The Atlanta shooting earlier this year resulted from an intersection of racism, sexism, and anti-sex-worker stigma that is not new to women of Asian descent. Historically in the US, racism and sexism have always intersected to create the hypersexualization of Women of Color.
Sexualization is another way of saying sexual objectification, in which a person or group of people is treated as a sexual object instead of a person. When we talk about hypersexualization in this context, we are identifying the ways in which this dehumanizing objectification disproportionately affects Women of Color.
The exact stereotypes vary from group to group, the “spicy Latina”, the “submissive Asian woman”. But what all of these variations have in common is that they characterize Women of Color as more sexually available than white women. In short, a woman is automatically assumed to be “asking for it” based on her (perceived) race.
Hypersexualization functions as a kind of preemptive victim blaming. By characterizing whole groups of women as not chaste, not pure, not “good”, it gives predatory men permission to victimize them with impunity. The consequences have always been violent, and often deadly. Sexual violence has been used as a tactic to terrorize and control oppressed people throughout US history, and the consequences are still felt today.

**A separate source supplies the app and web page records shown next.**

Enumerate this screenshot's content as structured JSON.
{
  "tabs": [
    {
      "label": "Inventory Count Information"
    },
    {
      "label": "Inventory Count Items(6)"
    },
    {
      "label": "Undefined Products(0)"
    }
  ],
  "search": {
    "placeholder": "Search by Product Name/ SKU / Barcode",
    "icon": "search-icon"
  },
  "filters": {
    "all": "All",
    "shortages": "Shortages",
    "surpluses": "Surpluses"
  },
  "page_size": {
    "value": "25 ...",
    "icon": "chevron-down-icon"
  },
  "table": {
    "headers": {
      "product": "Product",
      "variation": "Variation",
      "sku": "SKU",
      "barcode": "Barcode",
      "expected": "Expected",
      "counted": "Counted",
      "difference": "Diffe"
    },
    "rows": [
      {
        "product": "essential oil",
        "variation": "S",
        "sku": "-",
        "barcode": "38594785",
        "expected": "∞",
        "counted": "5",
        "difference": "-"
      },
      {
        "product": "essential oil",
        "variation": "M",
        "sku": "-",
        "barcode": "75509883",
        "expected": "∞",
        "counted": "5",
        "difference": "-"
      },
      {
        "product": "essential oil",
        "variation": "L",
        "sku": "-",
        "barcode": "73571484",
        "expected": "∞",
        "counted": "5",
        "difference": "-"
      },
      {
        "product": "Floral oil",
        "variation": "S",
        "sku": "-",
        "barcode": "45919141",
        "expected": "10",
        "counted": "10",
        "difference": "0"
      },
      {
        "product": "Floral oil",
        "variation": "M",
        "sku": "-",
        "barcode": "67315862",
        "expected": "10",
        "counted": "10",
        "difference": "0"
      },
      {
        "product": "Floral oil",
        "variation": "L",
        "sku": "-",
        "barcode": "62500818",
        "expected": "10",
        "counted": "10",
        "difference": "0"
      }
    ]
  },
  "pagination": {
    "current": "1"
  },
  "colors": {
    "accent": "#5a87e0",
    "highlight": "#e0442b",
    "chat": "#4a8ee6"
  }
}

Women of Color continue to experience disproportionately high rates of violence and homicide, and are still less likely to receive justice.
The shooting in March was just the latest manifestation of the particular brand of racist hypersexualization that has been used to oppress Asian communities for generations. Asian women, regardless of their ethnicity, have been stereotyped and fetishized as simultaneously exotic/forbidden and submissive/subservient/eager to please. Asian women are also very specifically stereotyped as sex workers, especially in connection to the spa/massage industry.
In many ways, the Atlanta shooting was a perfect microcosm of the ways in which Asian women are hypersexualized in this country. Authorities, and many other public voices, insisted that the murders couldn’t be racially motivated because the perpetrator claimed to have a sexual motive. But when we understand the ways in which Asian women specifically have been fetishized in our culture, it becomes obvious that theses murders can only be explained by the intersection of oppressions.
The perpetrator claimed he acted to “eliminate his temptations”. But it matters that he saw Asian women spa workers as the “temptation”. He didn’t, for example, blame internet pornography for his “addiction”. He didn’t fly to London to attack the OnlyFans corporate headquarters. This perpetrator chose to victimize Asian women exclusively, because of his sexist AND racist fetishization of them.
Like so many Women of Color before them, the victims of the Atlanta shooting were pre-blamed for their own murders. It wasn’t the perpetrator’s fault, he had an addiction, he couldn’t control himself, he had no choice but to eliminate these women whose sexual availability tempted him.
As long as we continue to ignore the role that racism plays in rape culture, perpetrators will keep targeting Women of Color. Gendered violence affects women of all identities, but it doesn’t affect them all in exactly the same way. Unless we insist on calling crimes like this what they are, sexist AND racist, we will continue to leave entire communities unheard and unprotected.